The data below needs to be returned exactly, line for line.

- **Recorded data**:
--- START ---
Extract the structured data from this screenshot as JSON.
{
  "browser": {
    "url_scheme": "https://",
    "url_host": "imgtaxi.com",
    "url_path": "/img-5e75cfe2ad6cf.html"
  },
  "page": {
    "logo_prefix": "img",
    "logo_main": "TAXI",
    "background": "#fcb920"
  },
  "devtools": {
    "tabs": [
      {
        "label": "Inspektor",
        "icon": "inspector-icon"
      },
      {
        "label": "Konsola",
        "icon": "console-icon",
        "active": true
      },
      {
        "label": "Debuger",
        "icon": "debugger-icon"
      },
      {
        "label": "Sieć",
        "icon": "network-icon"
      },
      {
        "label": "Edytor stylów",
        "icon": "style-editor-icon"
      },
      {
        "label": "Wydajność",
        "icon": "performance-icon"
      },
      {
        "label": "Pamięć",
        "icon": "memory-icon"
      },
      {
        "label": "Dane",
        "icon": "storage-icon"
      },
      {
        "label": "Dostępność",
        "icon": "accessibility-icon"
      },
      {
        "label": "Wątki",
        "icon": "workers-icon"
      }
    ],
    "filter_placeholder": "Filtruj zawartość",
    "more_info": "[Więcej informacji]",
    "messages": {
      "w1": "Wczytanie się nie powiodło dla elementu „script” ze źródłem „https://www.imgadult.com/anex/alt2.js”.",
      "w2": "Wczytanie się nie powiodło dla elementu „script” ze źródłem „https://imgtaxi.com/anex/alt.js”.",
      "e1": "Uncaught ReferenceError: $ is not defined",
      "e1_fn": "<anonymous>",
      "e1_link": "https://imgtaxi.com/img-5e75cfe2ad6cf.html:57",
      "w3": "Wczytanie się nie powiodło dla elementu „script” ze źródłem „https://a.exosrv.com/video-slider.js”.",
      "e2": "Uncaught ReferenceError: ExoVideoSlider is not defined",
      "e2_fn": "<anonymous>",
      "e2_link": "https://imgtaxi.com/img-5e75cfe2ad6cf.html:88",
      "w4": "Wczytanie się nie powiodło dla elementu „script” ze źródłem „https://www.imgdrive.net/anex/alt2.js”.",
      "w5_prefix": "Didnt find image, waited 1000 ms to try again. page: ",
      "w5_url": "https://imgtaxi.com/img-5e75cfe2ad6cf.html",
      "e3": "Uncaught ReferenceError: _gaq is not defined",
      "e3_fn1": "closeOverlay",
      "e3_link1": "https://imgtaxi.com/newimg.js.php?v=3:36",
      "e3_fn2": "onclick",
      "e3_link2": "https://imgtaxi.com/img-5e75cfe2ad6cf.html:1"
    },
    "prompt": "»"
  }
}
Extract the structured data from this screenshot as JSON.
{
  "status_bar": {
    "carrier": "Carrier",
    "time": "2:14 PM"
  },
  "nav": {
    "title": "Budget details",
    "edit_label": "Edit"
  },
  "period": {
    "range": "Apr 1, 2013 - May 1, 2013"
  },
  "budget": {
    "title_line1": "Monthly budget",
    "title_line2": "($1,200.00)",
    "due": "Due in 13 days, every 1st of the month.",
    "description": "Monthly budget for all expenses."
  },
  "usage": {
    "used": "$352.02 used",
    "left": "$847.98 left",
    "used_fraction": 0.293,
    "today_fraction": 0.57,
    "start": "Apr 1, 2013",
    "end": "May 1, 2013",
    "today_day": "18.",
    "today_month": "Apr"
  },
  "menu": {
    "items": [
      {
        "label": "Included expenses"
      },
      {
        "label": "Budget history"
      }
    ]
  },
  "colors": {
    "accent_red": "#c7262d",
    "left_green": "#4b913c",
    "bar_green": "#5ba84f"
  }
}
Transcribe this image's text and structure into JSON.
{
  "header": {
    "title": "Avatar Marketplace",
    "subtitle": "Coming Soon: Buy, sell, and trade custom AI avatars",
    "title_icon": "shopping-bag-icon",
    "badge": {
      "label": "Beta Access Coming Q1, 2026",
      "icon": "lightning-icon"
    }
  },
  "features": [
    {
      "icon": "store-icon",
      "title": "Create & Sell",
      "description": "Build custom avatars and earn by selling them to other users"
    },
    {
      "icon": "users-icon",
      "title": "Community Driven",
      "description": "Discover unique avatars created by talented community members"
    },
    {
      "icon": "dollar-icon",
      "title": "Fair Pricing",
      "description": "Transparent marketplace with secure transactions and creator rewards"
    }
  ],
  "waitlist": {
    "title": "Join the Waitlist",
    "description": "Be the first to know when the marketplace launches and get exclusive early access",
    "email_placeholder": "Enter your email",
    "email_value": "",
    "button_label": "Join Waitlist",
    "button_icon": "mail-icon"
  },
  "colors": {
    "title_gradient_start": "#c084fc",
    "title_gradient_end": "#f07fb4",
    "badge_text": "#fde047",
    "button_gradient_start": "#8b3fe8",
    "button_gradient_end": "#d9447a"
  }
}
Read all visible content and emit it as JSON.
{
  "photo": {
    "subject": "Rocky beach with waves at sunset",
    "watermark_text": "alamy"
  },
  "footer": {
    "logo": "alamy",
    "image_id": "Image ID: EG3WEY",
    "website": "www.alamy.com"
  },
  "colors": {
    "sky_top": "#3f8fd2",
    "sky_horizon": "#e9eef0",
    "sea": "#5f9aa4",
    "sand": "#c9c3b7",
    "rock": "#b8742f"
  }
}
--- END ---
- **Result for this task**:
Extract the structured data from this screenshot as JSON.
{
  "browser": {
    "url_scheme": "https://",
    "url_host": "imgtaxi.com",
    "url_path": "/img-5e75cfe2ad6cf.html"
  },
  "page": {
    "logo_prefix": "img",
    "logo_main": "TAXI",
    "background": "#fcb920"
  },
  "devtools": {
    "tabs": [
      {
        "label": "Inspektor",
        "icon": "inspector-icon"
      },
      {
        "label": "Konsola",
        "icon": "console-icon",
        "active": true
      },
      {
        "label": "Debuger",
        "icon": "debugger-icon"
      },
      {
        "label": "Sieć",
        "icon": "network-icon"
      },
      {
        "label": "Edytor stylów",
        "icon": "style-editor-icon"
      },
      {
        "label": "Wydajność",
        "icon": "performance-icon"
      },
      {
        "label": "Pamięć",
        "icon": "memory-icon"
      },
      {
        "label": "Dane",
        "icon": "storage-icon"
      },
      {
        "label": "Dostępność",
        "icon": "accessibility-icon"
      },
      {
        "label": "Wątki",
        "icon": "workers-icon"
      }
    ],
    "filter_placeholder": "Filtruj zawartość",
    "more_info": "[Więcej informacji]",
    "messages": {
      "w1": "Wczytanie się nie powiodło dla elementu „script” ze źródłem „https://www.imgadult.com/anex/alt2.js”.",
      "w2": "Wczytanie się nie powiodło dla elementu „script” ze źródłem „https://imgtaxi.com/anex/alt.js”.",
      "e1": "Uncaught ReferenceError: $ is not defined",
      "e1_fn": "<anonymous>",
      "e1_link": "https://imgtaxi.com/img-5e75cfe2ad6cf.html:57",
      "w3": "Wczytanie się nie powiodło dla elementu „script” ze źródłem „https://a.exosrv.com/video-slider.js”.",
      "e2": "Uncaught ReferenceError: ExoVideoSlider is not defined",
      "e2_fn": "<anonymous>",
      "e2_link": "https://imgtaxi.com/img-5e75cfe2ad6cf.html:88",
      "w4": "Wczytanie się nie powiodło dla elementu „script” ze źródłem „https://www.imgdrive.net/anex/alt2.js”.",
      "w5_prefix": "Didnt find image, waited 1000 ms to try again. page: ",
      "w5_url": "https://imgtaxi.com/img-5e75cfe2ad6cf.html",
      "e3": "Uncaught ReferenceError: _gaq is not defined",
      "e3_fn1": "closeOverlay",
      "e3_link1": "https://imgtaxi.com/newimg.js.php?v=3:36",
      "e3_fn2": "onclick",
      "e3_link2": "https://imgtaxi.com/img-5e75cfe2ad6cf.html:1"
    },
    "prompt": "»"
  }
}
Extract the structured data from this screenshot as JSON.
{
  "status_bar": {
    "carrier": "Carrier",
    "time": "2:14 PM"
  },
  "nav": {
    "title": "Budget details",
    "edit_label": "Edit"
  },
  "period": {
    "range": "Apr 1, 2013 - May 1, 2013"
  },
  "budget": {
    "title_line1": "Monthly budget",
    "title_line2": "($1,200.00)",
    "due": "Due in 13 days, every 1st of the month.",
    "description": "Monthly budget for all expenses."
  },
  "usage": {
    "used": "$352.02 used",
    "left": "$847.98 left",
    "used_fraction": 0.293,
    "today_fraction": 0.57,
    "start": "Apr 1, 2013",
    "end": "May 1, 2013",
    "today_day": "18.",
    "today_month": "Apr"
  },
  "menu": {
    "items": [
      {
        "label": "Included expenses"
      },
      {
        "label": "Budget history"
      }
    ]
  },
  "colors": {
    "accent_red": "#c7262d",
    "left_green": "#4b913c",
    "bar_green": "#5ba84f"
  }
}
Transcribe this image's text and structure into JSON.
{
  "header": {
    "title": "Avatar Marketplace",
    "subtitle": "Coming Soon: Buy, sell, and trade custom AI avatars",
    "title_icon": "shopping-bag-icon",
    "badge": {
      "label": "Beta Access Coming Q1, 2026",
      "icon": "lightning-icon"
    }
  },
  "features": [
    {
      "icon": "store-icon",
      "title": "Create & Sell",
      "description": "Build custom avatars and earn by selling them to other users"
    },
    {
      "icon": "users-icon",
      "title": "Community Driven",
      "description": "Discover unique avatars created by talented community members"
    },
    {
      "icon": "dollar-icon",
      "title": "Fair Pricing",
      "description": "Transparent marketplace with secure transactions and creator rewards"
    }
  ],
  "waitlist": {
    "title": "Join the Waitlist",
    "description": "Be the first to know when the marketplace launches and get exclusive early access",
    "email_placeholder": "Enter your email",
    "email_value": "",
    "button_label": "Join Waitlist",
    "button_icon": "mail-icon"
  },
  "colors": {
    "title_gradient_start": "#c084fc",
    "title_gradient_end": "#f07fb4",
    "badge_text": "#fde047",
    "button_gradient_start": "#8b3fe8",
    "button_gradient_end": "#d9447a"
  }
}
Read all visible content and emit it as JSON.
{
  "photo": {
    "subject": "Rocky beach with waves at sunset",
    "watermark_text": "alamy"
  },
  "footer": {
    "logo": "alamy",
    "image_id": "Image ID: EG3WEY",
    "website": "www.alamy.com"
  },
  "colors": {
    "sky_top": "#3f8fd2",
    "sky_horizon": "#e9eef0",
    "sea": "#5f9aa4",
    "sand": "#c9c3b7",
    "rock": "#b8742f"
  }
}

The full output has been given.